_ABOUT THIS EXERCISE:_ For every line in the data below that contains "participants", copy the line.

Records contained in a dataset
------------------------

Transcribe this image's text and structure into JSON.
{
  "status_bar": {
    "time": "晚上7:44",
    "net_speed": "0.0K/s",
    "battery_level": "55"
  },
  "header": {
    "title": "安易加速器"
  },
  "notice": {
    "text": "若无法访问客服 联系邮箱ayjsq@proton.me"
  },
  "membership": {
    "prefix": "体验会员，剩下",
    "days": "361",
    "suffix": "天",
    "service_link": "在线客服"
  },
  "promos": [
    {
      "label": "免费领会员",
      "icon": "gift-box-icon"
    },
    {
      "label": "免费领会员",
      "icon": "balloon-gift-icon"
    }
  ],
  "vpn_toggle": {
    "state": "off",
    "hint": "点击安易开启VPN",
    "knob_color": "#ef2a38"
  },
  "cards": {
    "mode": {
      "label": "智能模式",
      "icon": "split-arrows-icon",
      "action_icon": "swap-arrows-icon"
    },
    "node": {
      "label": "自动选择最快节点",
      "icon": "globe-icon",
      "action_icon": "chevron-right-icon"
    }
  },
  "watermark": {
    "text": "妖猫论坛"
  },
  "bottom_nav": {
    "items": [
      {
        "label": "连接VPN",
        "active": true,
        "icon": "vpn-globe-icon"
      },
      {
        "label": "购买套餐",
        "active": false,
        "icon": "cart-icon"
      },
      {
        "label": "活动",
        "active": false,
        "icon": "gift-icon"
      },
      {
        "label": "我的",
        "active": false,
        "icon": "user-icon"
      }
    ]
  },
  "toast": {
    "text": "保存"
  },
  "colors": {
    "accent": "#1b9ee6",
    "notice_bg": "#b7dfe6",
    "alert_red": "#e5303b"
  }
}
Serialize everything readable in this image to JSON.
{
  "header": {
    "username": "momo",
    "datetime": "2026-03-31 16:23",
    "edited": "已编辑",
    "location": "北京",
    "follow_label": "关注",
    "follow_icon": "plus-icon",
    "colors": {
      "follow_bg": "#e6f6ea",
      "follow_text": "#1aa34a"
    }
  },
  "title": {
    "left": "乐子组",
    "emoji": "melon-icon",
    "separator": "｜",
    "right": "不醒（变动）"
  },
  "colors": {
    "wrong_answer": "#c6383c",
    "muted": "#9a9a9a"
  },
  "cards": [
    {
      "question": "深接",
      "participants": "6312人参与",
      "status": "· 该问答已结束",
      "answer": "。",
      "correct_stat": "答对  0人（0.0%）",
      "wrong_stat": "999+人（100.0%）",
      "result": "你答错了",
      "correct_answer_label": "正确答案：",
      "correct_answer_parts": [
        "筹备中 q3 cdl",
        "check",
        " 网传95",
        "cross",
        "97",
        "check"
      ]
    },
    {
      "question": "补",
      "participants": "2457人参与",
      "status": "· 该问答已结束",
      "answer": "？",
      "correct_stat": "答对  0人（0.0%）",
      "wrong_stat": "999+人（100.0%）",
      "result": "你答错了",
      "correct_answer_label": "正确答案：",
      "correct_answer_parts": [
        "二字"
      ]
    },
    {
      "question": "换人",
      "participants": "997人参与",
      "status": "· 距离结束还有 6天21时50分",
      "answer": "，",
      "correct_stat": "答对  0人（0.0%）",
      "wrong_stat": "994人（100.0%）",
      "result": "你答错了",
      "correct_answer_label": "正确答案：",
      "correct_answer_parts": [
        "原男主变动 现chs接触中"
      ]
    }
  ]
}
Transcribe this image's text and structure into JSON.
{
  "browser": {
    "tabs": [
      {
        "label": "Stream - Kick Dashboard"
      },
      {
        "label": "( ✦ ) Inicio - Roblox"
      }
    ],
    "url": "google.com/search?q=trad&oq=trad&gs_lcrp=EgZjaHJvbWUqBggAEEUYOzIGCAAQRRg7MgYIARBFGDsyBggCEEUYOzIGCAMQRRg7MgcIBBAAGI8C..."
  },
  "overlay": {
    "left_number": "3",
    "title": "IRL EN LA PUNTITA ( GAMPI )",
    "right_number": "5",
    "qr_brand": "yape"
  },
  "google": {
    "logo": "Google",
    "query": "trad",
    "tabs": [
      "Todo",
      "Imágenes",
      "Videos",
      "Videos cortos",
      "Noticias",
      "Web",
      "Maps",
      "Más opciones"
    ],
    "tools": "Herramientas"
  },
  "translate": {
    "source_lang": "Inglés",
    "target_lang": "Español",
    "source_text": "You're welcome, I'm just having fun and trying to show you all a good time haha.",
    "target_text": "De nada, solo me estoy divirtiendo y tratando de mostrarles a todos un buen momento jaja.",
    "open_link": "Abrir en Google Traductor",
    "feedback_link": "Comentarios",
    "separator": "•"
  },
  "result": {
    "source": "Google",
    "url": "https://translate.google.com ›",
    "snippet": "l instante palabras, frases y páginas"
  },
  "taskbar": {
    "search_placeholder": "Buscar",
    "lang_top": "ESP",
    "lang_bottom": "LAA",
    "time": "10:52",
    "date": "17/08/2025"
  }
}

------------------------

_EXERCISE RESULT:_
      "participants": "6312人参与",
      "participants": "2457人参与",
      "participants": "997人参与",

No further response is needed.